  1. Fr David Cloake Says:

    I blame Lesley


  2. Ben Trovato Says:

    You conclude: ‘If this is the case, then it would indicate that Catholic bloggers now wield such power, that they are able to inform and influence the Vatican itself.’

    I think that overstates it. We may be able to inform the Vatican, but I think it reaches its own judgement (in fidelity to Scripture, Tradition and the workings of the Holy Ghost) on what to do with that information.

  3. Doug Chaplin Says:

    It’s astonishing how many catholic bloggers seem to despise their bishops, and call that defending the faith.

  4. Ben Trovato Says:


    I’m not sure about despise, but there is a degree of mistrust. The reasons are well-rehearsed, ranging from the sorry Filochowski affair and the general corruption of CAFOD, to the Soho Masses, etc etc adding up to a general sense that in the Church in England under their care anything goes except the traditional Catholicism of our forefathers and their predecessors…

    But in our traditional way, we pray for them daily, offer sacrifices – and call them to account as and when we can, as the Church requires us to do.

    The blogs are interesting in this regard: until them, the bishops had a tight grip on what was published in the Catholic press (witness, for example, the suppression of a poll after the introduction of the New Rite of Mass, demonstrating its massive unpopularity with the laity). Was it Solzhenitsyn who said it was the photocopier that fatally undermined the Soviet dictatorship? It seems as though the freedom to share information not overseen by those in power is a heady thing…

  5. Roger Pearse Says:

    Erm, but why on earth would the Methodists have, or expect to have, an ordination ceremony in a Catholic cathedral; and why on earth would they get upset if they were prevented, on the reasonable grounds that they are not Catholics?

    Live and let live, and enough attempts to seize what is others.
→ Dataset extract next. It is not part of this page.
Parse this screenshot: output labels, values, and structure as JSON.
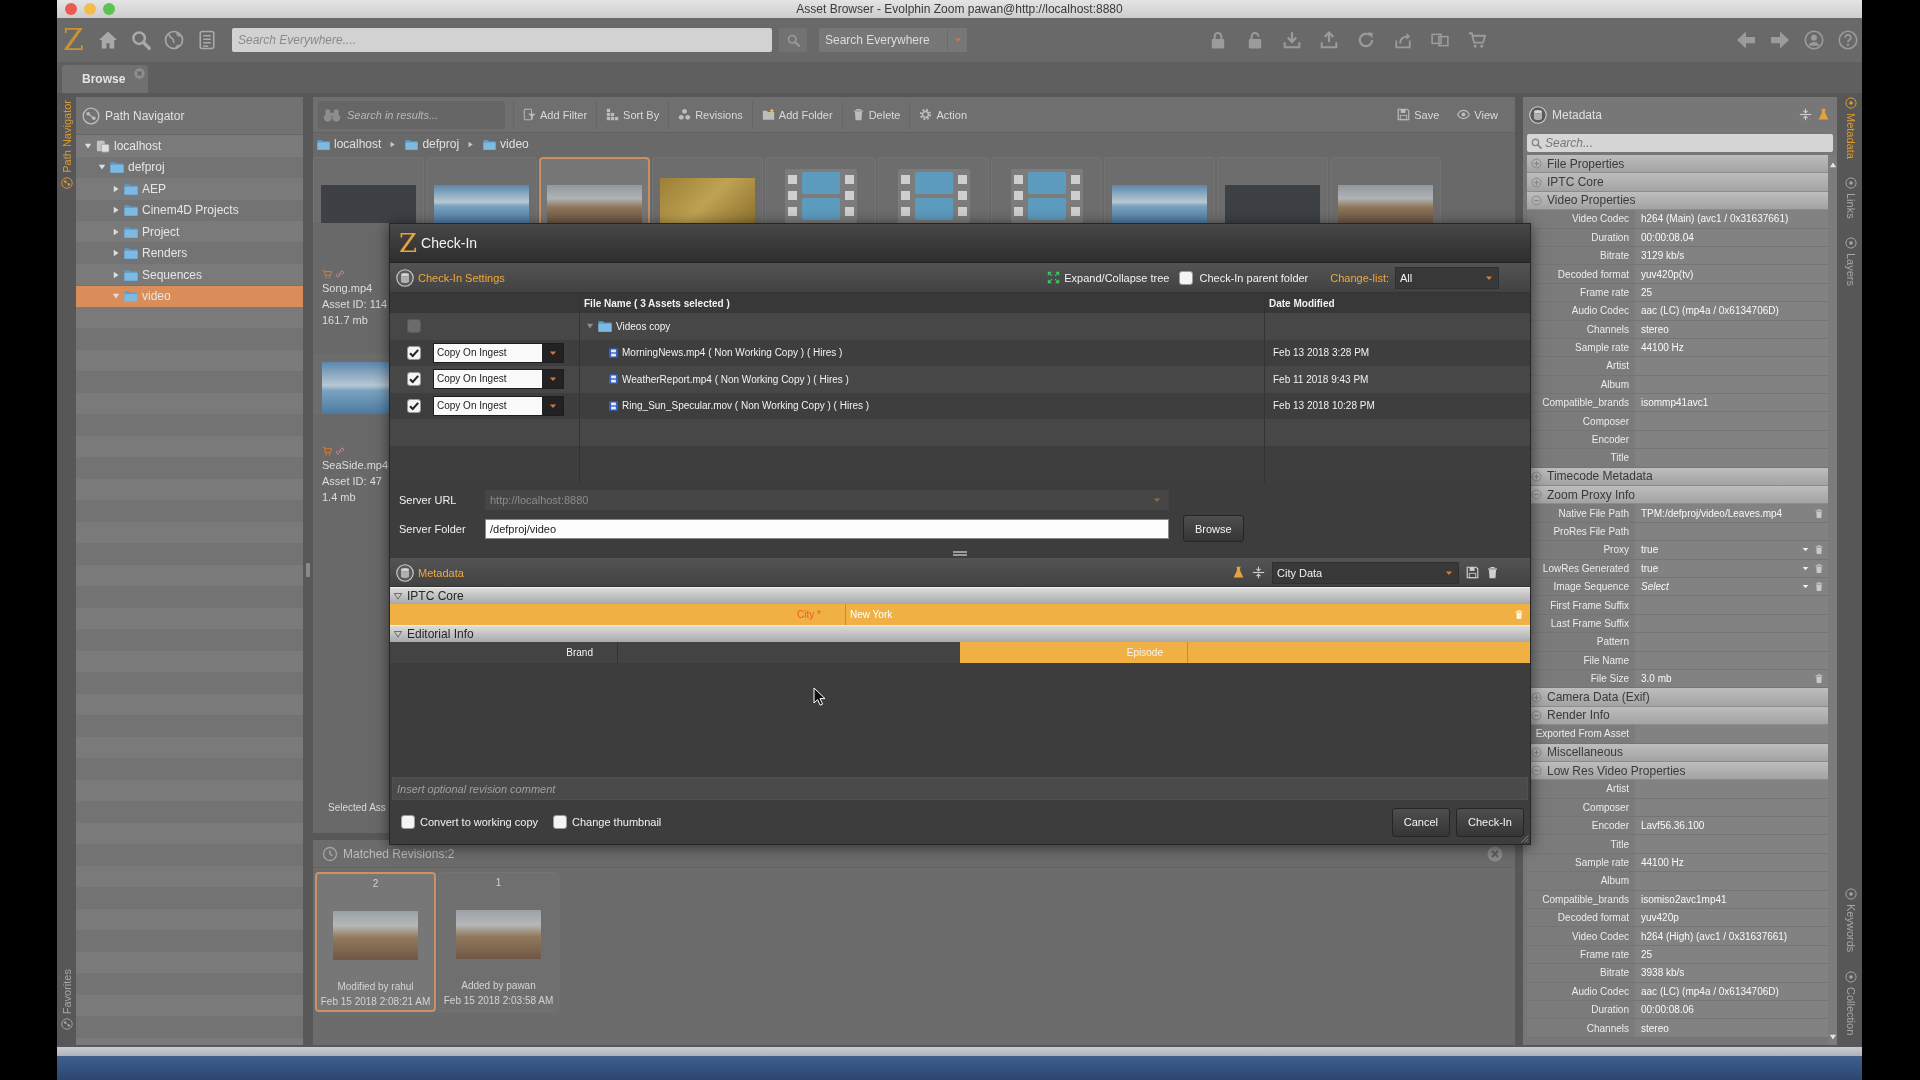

    Maybe it is because there are so few telephone boxes these days that the few remaining Methodists can no longer hold their ordination ceremonies in them.

  6. peter Denshaw Says:

    Sometimes, when I read such stories, I try and apply Occam’s Razor and hope that the simplest explanation is probably the most likely one. i.e. that there has been a health and safety issues, or the diocese double booked the venue. It would be very sad indeed if there really had been pressure from the Vatican to stop the Methodists using the cathedral.

    When I was in the novitiate of an Anglican monastic community there were occasions when the neighbouring Roman Catholic Benedictine monastery used the Anglican chapel to celebrate mass for parish quiet days. The abbey’s own chapel was vast, as it also doubled as the chapel for the school the monks ran. Therefore the RC community asked if they could use the Anglican chapel because it was much smaller and more suited for the use of a parish quiet day. The neighbouring village Anglican parish church was also used by the abbey as a mass centre for the Catholics in the area. When the Anglican diocesan bishop retired the RC Abbey was used for his farewell service, because it was more central and ‘user’ friendly than the medieval cathedral.

    I think these examples show that the use of one another’s buildings can forge great friendships between denominations; this was certainly true of the Christian communities in the local neighbourhood of the two monasteries. It would be truly sad if the Liverpool RC Cathedral was only used by Catholics. Cathedrals are not just ‘big’ churches, they can be used for many purposes (this was certainly true of England’s ancient cathedrals – Old St Paul’s in London was used as a market and legal centre!).

    Well, for now, I am going to stick to Occam’s Razor and presume there is a simple explanation for the event being cancelled. Anything else just allows doubts, fears and resentment to creep in and causes division. And what if it turns out to be true? Well, it is their cathedral – they can do what they like with it and have in it whom they like. So again, there is no use getting up tight about it. But it would be a missed, or rejected, opportunity to build bridges…


Switch to our mobile site